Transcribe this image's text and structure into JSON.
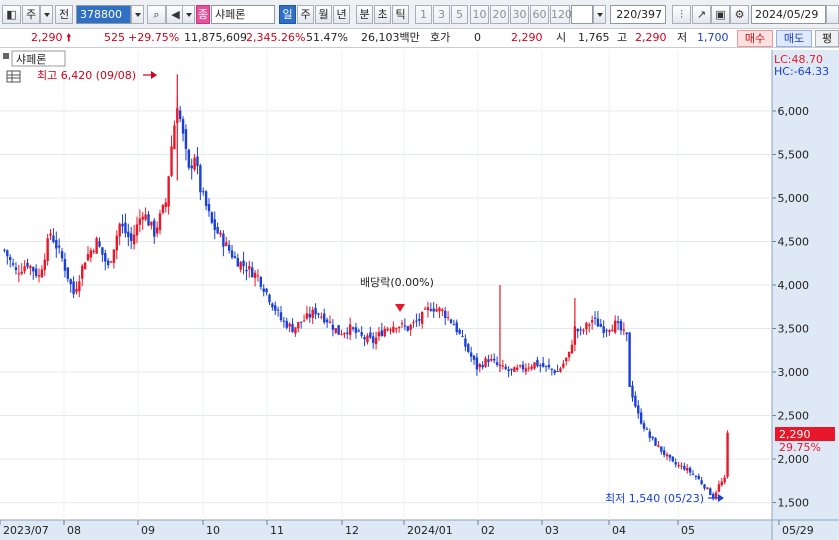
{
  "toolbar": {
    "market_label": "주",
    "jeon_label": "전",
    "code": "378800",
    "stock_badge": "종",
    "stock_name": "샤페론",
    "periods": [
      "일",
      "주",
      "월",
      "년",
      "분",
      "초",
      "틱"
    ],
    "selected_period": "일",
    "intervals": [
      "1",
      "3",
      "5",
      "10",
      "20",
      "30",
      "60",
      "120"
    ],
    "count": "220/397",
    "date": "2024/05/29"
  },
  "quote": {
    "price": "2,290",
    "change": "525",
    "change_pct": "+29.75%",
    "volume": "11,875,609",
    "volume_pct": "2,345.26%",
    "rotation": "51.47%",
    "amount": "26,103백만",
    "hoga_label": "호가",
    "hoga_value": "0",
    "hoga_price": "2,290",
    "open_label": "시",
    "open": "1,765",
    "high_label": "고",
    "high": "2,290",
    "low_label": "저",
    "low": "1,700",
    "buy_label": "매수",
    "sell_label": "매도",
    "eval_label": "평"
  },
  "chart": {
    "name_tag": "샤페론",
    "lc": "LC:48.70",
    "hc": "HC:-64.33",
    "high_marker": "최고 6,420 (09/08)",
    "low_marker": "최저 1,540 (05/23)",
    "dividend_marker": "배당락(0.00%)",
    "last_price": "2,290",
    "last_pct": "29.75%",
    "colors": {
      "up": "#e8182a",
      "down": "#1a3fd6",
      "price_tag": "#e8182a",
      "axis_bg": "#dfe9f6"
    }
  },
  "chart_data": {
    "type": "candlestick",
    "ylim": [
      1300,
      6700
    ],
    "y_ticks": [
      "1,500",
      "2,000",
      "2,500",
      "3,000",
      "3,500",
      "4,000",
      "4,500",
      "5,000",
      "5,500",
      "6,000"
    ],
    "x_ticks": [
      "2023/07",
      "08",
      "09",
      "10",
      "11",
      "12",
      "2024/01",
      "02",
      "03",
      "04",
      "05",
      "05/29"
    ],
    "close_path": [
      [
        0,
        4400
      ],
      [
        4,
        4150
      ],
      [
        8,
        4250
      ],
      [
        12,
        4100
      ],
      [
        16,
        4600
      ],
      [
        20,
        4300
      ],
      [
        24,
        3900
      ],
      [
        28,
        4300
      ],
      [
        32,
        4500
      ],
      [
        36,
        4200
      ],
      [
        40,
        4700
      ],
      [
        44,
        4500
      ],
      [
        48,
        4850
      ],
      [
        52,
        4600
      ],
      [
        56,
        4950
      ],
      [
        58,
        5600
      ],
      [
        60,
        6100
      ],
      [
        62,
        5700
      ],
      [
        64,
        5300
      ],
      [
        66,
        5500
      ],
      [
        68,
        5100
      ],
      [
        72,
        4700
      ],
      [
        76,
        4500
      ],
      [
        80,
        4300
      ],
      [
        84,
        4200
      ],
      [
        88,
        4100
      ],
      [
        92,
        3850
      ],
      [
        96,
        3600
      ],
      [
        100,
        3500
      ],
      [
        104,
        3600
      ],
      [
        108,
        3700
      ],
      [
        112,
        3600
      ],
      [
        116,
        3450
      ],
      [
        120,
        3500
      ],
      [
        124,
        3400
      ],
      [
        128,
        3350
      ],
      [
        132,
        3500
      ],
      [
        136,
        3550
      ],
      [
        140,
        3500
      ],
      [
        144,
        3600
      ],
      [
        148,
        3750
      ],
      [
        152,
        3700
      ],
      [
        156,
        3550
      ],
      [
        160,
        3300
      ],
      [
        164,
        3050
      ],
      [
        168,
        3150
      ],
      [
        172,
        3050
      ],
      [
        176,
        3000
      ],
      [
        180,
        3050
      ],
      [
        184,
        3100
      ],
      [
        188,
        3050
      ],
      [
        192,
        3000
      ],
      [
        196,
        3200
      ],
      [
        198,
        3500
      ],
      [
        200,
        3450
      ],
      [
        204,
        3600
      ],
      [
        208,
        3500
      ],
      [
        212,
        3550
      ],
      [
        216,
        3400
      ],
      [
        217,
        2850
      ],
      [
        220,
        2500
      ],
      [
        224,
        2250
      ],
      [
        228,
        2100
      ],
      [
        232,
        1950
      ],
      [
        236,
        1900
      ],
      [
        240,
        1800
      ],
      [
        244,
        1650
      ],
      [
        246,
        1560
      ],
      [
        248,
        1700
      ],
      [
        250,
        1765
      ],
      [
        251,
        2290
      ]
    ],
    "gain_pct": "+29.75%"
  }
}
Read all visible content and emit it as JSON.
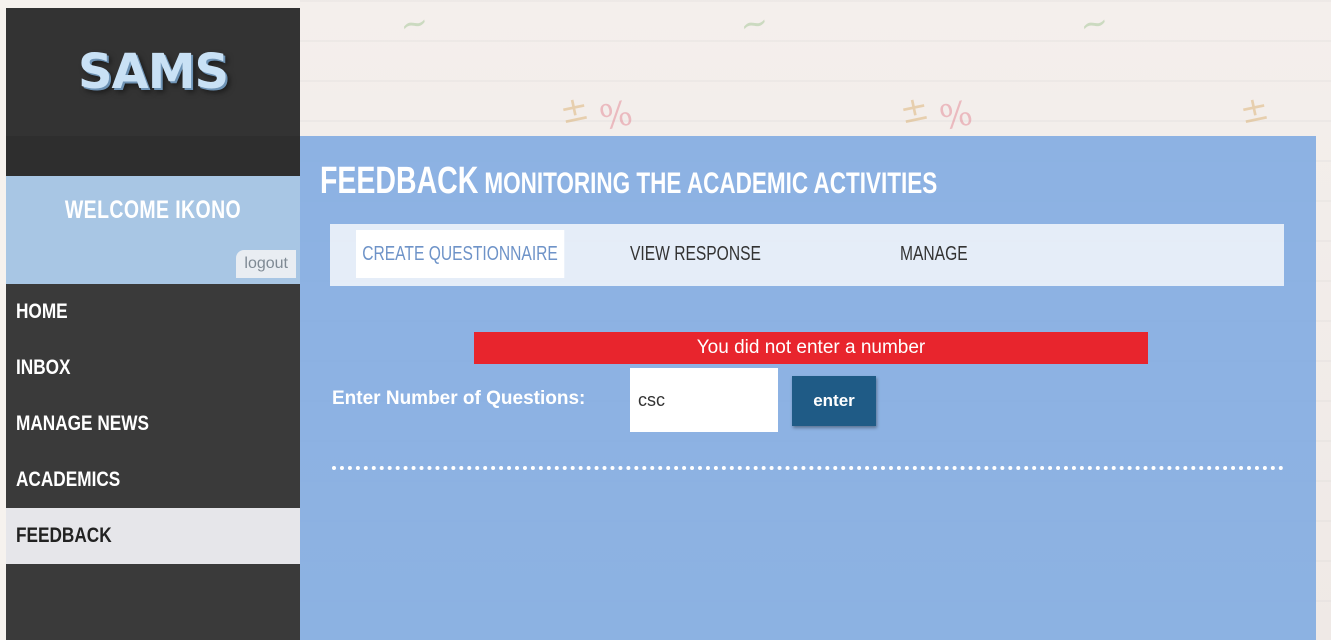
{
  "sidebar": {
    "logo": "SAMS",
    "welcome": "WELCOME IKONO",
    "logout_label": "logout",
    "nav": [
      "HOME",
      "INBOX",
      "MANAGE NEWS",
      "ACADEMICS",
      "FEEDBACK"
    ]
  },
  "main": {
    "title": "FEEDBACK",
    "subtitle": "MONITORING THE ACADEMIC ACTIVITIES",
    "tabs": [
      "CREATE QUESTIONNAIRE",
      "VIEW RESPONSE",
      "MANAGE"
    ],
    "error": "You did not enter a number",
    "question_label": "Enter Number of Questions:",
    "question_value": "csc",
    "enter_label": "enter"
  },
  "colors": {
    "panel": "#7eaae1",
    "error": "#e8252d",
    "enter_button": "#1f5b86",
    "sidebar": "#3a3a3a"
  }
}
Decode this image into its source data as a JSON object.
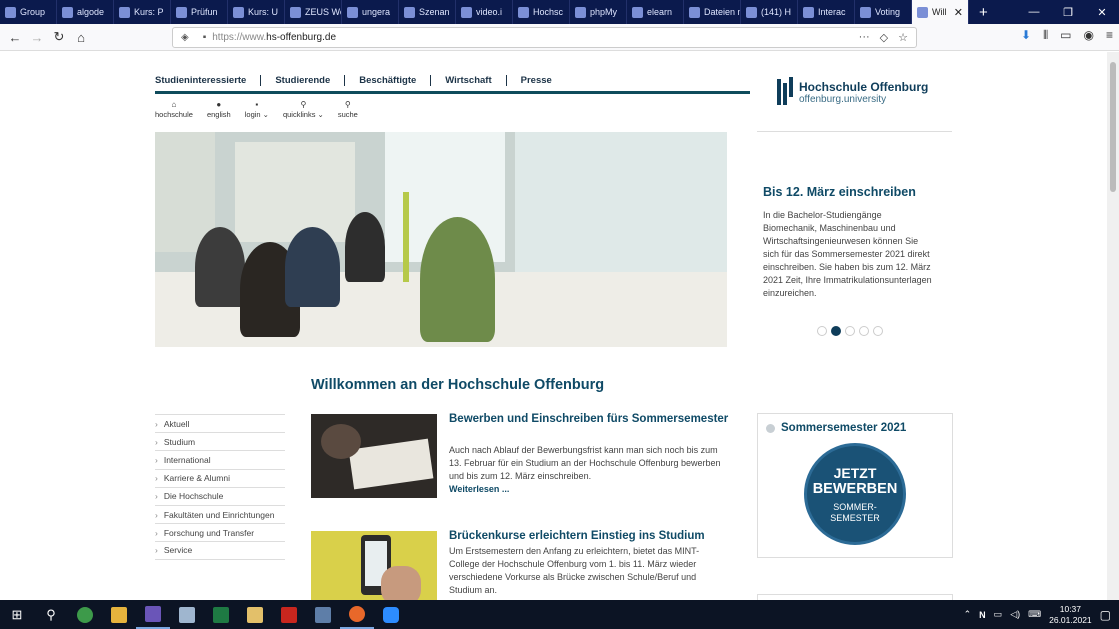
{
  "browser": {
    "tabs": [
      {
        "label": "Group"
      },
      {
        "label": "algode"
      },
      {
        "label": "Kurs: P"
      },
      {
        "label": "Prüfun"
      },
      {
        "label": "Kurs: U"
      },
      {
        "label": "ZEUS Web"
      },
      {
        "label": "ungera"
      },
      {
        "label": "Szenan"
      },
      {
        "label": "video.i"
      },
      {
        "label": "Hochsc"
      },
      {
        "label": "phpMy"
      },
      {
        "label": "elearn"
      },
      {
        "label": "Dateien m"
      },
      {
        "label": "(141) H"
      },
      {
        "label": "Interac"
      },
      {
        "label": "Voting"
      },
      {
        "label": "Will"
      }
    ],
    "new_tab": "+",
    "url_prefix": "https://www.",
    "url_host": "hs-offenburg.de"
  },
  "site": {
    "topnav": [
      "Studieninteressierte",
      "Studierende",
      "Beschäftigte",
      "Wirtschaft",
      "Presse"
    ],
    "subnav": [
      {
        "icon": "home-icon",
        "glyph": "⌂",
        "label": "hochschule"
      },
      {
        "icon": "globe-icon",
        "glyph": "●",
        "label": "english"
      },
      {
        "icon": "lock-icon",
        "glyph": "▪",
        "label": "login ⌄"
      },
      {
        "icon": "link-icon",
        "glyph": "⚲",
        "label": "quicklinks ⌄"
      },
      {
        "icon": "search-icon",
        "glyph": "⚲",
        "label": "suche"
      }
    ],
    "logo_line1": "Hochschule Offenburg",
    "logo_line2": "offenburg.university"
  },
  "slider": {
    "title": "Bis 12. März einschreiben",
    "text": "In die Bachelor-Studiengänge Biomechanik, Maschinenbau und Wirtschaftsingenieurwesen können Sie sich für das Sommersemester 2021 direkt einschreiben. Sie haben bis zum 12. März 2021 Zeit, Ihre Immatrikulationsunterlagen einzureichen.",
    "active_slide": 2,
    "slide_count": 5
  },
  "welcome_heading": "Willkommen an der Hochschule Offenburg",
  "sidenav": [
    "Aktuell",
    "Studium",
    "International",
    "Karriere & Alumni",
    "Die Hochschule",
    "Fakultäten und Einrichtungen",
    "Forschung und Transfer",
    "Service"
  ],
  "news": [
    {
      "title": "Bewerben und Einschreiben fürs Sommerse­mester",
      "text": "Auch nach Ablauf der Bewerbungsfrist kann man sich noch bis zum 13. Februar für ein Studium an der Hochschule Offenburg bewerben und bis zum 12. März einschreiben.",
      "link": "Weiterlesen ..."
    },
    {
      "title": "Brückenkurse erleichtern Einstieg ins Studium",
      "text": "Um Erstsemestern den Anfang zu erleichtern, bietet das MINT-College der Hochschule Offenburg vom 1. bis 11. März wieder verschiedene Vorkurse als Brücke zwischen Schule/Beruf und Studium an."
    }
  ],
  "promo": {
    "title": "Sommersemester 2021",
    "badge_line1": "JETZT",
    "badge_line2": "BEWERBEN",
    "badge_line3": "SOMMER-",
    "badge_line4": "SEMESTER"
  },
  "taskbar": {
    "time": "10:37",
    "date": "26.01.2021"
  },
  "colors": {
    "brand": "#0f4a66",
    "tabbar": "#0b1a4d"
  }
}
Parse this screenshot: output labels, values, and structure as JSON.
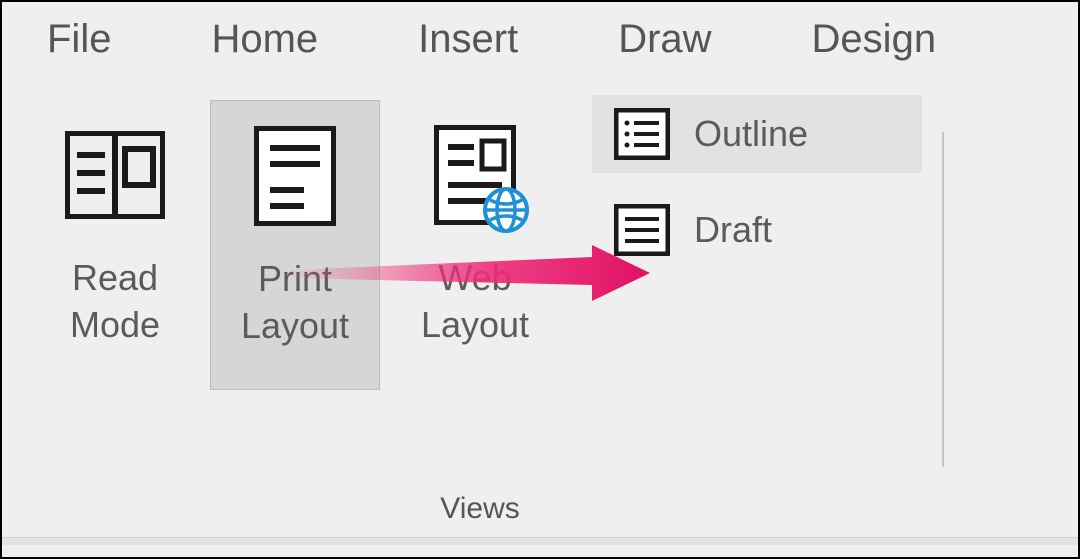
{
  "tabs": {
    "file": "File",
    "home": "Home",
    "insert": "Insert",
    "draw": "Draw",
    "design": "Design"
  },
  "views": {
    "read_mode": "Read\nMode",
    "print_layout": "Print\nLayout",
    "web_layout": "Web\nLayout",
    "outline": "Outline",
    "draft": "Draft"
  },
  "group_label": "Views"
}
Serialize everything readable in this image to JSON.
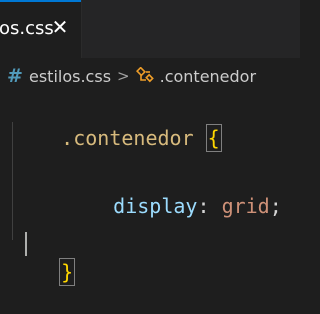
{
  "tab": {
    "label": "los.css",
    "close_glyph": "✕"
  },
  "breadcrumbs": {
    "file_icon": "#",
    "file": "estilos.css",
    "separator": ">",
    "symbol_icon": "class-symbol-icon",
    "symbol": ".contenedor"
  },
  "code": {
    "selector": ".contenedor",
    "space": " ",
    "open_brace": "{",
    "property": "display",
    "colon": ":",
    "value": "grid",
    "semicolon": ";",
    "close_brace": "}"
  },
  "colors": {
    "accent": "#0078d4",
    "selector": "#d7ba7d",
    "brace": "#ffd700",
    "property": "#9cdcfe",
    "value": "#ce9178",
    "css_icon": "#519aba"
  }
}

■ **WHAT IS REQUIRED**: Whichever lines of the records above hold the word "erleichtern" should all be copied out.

■ **EXPECTED ANSWER**:
      "title": "Brückenkurse erleichtern Einstieg ins Studium",
      "text": "Um Erstsemestern den Anfang zu erleichtern, bietet das MINT-College der Hochschule Offenburg vom 1. bis 11. März wieder verschiedene Vorkurse als Brücke zwischen Schule/Beruf und Studium an."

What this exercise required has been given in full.